Famed Houston Photographer Donates Work to UH Special Collections

“It is an interesting slice of Houston arts, culture, and politics from that period of the 20th century.”

World-renowned Houston photographer Janice Rubin was preparing a sizeable part of her collection to be donated to the University of Houston when Hurricane Harvey hit.

"Anything in bottom drawers, or bottom shelves was destroyed," Rubin said.

Fortunately a large portion of Rubin's collection survived the storm. Still displaced from Harvey, Rubin recently donated 15,000 pieces to the UH Libraries Special Collections. Her work showcases Houston life, art, politics and business from the late 20thcentury.


"So much of my work is about Houston history. It is about what Houston was in the 1970's, 80's and 90's," Rubin said. "It is an interesting slice of Houston arts, culture and politics from that period of the 20th century."

Grants from the Harvey Arts Recovery Fund allowed Rubin to hire UH photography major Micaela Cadungog to help scan, document and catalog the images that have graced the pages of Rolling Stone, Newsweek and Sports Illustrated.

"Seeing Houston at this time when I wasn't alive makes it seem so different," said Cadungog, who also works as a library assistant. "It is really inspiring to see the amount of work and the volume of it."

Rubin says it might have taken her a decade to finish donating the entire collection, but Harvey motivated her to work faster to preserve what survived.

"It is a sense of legacy, a sense of seeing my work live on and be utilized by others in a meaningful way," Rubin said.

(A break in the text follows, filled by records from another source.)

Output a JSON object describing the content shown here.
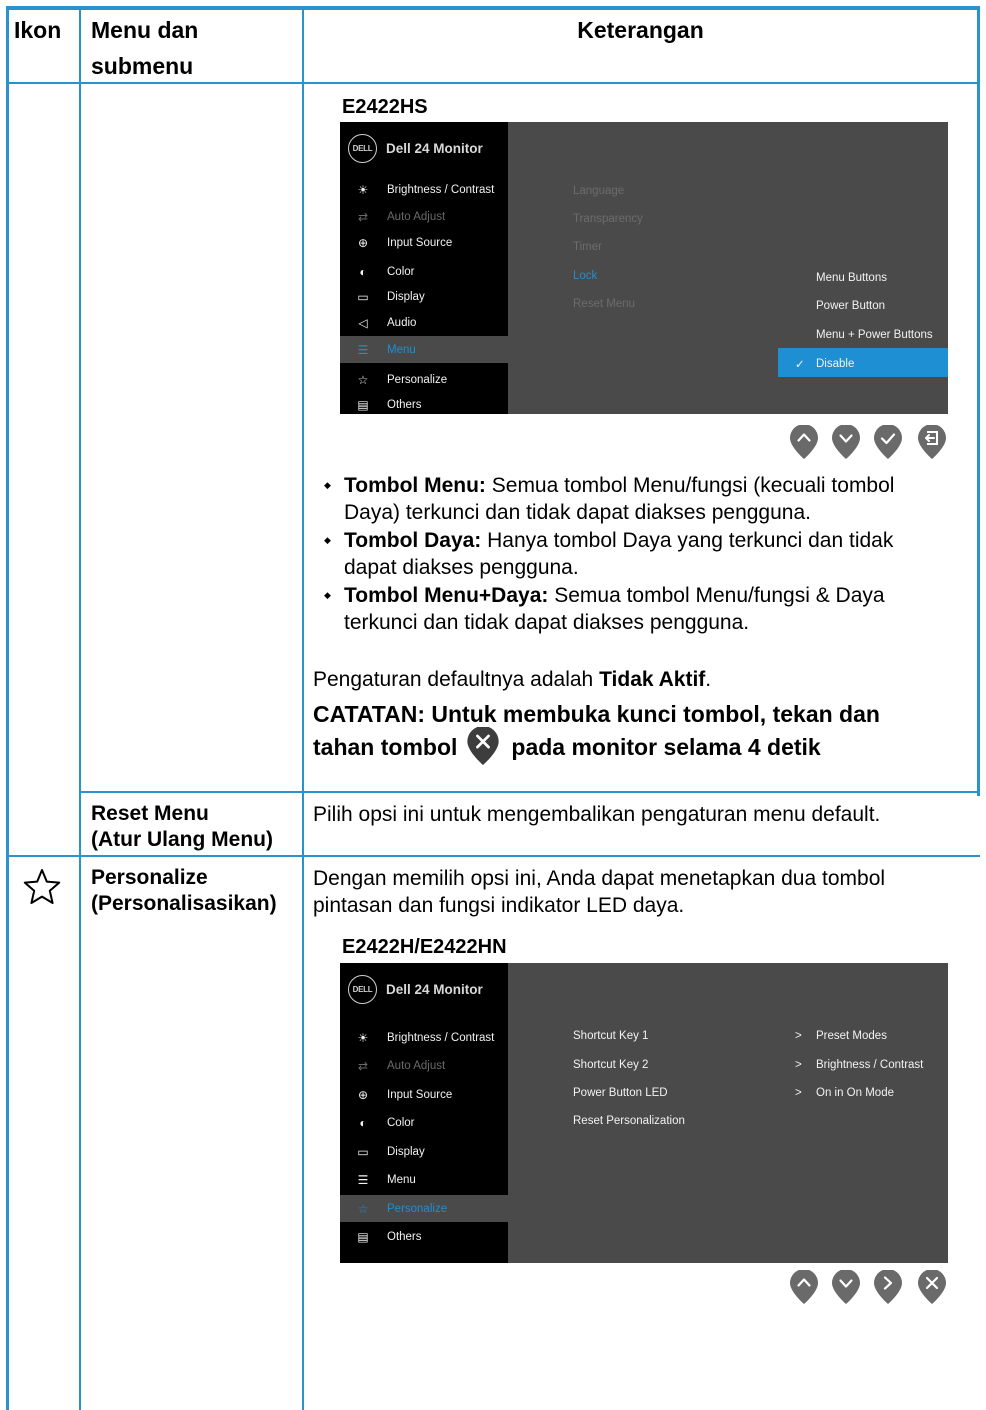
{
  "table": {
    "headers": {
      "icon": "Ikon",
      "menu_line1": "Menu dan",
      "menu_line2": "submenu",
      "desc": "Keterangan"
    }
  },
  "lock_row": {
    "model": "E2422HS",
    "osd": {
      "title": "Dell 24 Monitor",
      "logo_text": "DELL",
      "menu": [
        {
          "label": "Brightness / Contrast",
          "icon": "brightness-icon",
          "glyph": "☀"
        },
        {
          "label": "Auto Adjust",
          "icon": "auto-adjust-icon",
          "glyph": "⇄"
        },
        {
          "label": "Input Source",
          "icon": "input-source-icon",
          "glyph": "⊕"
        },
        {
          "label": "Color",
          "icon": "color-icon",
          "glyph": "◐"
        },
        {
          "label": "Display",
          "icon": "display-icon",
          "glyph": "▭"
        },
        {
          "label": "Audio",
          "icon": "audio-icon",
          "glyph": "◁"
        },
        {
          "label": "Menu",
          "icon": "menu-icon",
          "glyph": "☰"
        },
        {
          "label": "Personalize",
          "icon": "star-icon",
          "glyph": "☆"
        },
        {
          "label": "Others",
          "icon": "others-icon",
          "glyph": "▤"
        }
      ],
      "submenu": [
        "Language",
        "Transparency",
        "Timer",
        "Lock",
        "Reset Menu"
      ],
      "options": [
        "Menu Buttons",
        "Power Button",
        "Menu + Power Buttons",
        "Disable"
      ],
      "selected_option_mark": "✓"
    },
    "bullets": [
      {
        "bold": "Tombol Menu:",
        "line1": " Semua tombol Menu/fungsi (kecuali tombol",
        "line2": "Daya) terkunci dan tidak dapat diakses pengguna."
      },
      {
        "bold": "Tombol Daya:",
        "line1": " Hanya tombol Daya yang terkunci dan tidak",
        "line2": "dapat diakses pengguna."
      },
      {
        "bold": "Tombol Menu+Daya:",
        "line1": " Semua tombol Menu/fungsi & Daya",
        "line2": "terkunci dan tidak dapat diakses pengguna."
      }
    ],
    "default_text": "Pengaturan defaultnya adalah ",
    "default_value": "Tidak Aktif",
    "default_end": ".",
    "note_line1": "CATATAN: Untuk membuka kunci tombol, tekan dan",
    "note_line2a": "tahan tombol",
    "note_line2b": "pada monitor selama 4 detik"
  },
  "reset_row": {
    "name_line1": "Reset Menu",
    "name_line2": "(Atur Ulang Menu)",
    "desc": "Pilih opsi ini untuk mengembalikan pengaturan menu default."
  },
  "personalize_row": {
    "icon": "star-icon",
    "name_line1": "Personalize",
    "name_line2": "(Personalisasikan)",
    "desc_line1": "Dengan memilih opsi ini, Anda dapat menetapkan dua tombol",
    "desc_line2": "pintasan dan fungsi indikator LED daya.",
    "model": "E2422H/E2422HN",
    "osd": {
      "title": "Dell 24 Monitor",
      "logo_text": "DELL",
      "menu": [
        {
          "label": "Brightness / Contrast",
          "icon": "brightness-icon",
          "glyph": "☀"
        },
        {
          "label": "Auto Adjust",
          "icon": "auto-adjust-icon",
          "glyph": "⇄"
        },
        {
          "label": "Input Source",
          "icon": "input-source-icon",
          "glyph": "⊕"
        },
        {
          "label": "Color",
          "icon": "color-icon",
          "glyph": "◐"
        },
        {
          "label": "Display",
          "icon": "display-icon",
          "glyph": "▭"
        },
        {
          "label": "Menu",
          "icon": "menu-icon",
          "glyph": "☰"
        },
        {
          "label": "Personalize",
          "icon": "star-icon",
          "glyph": "☆"
        },
        {
          "label": "Others",
          "icon": "others-icon",
          "glyph": "▤"
        }
      ],
      "submenu": [
        "Shortcut Key 1",
        "Shortcut Key 2",
        "Power Button LED",
        "Reset Personalization"
      ],
      "values": [
        "Preset Modes",
        "Brightness / Contrast",
        "On in On Mode"
      ],
      "value_marker": ">"
    }
  },
  "colors": {
    "table_line": "#2a93cc",
    "osd_bg": "#4a4a4a",
    "osd_accent": "#1e8fd3"
  }
}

"The Janice Rubin Photographs" are available for viewing in the Special Collections Reading Room on the second floor of the M.D. Anderson Library on the UH campus.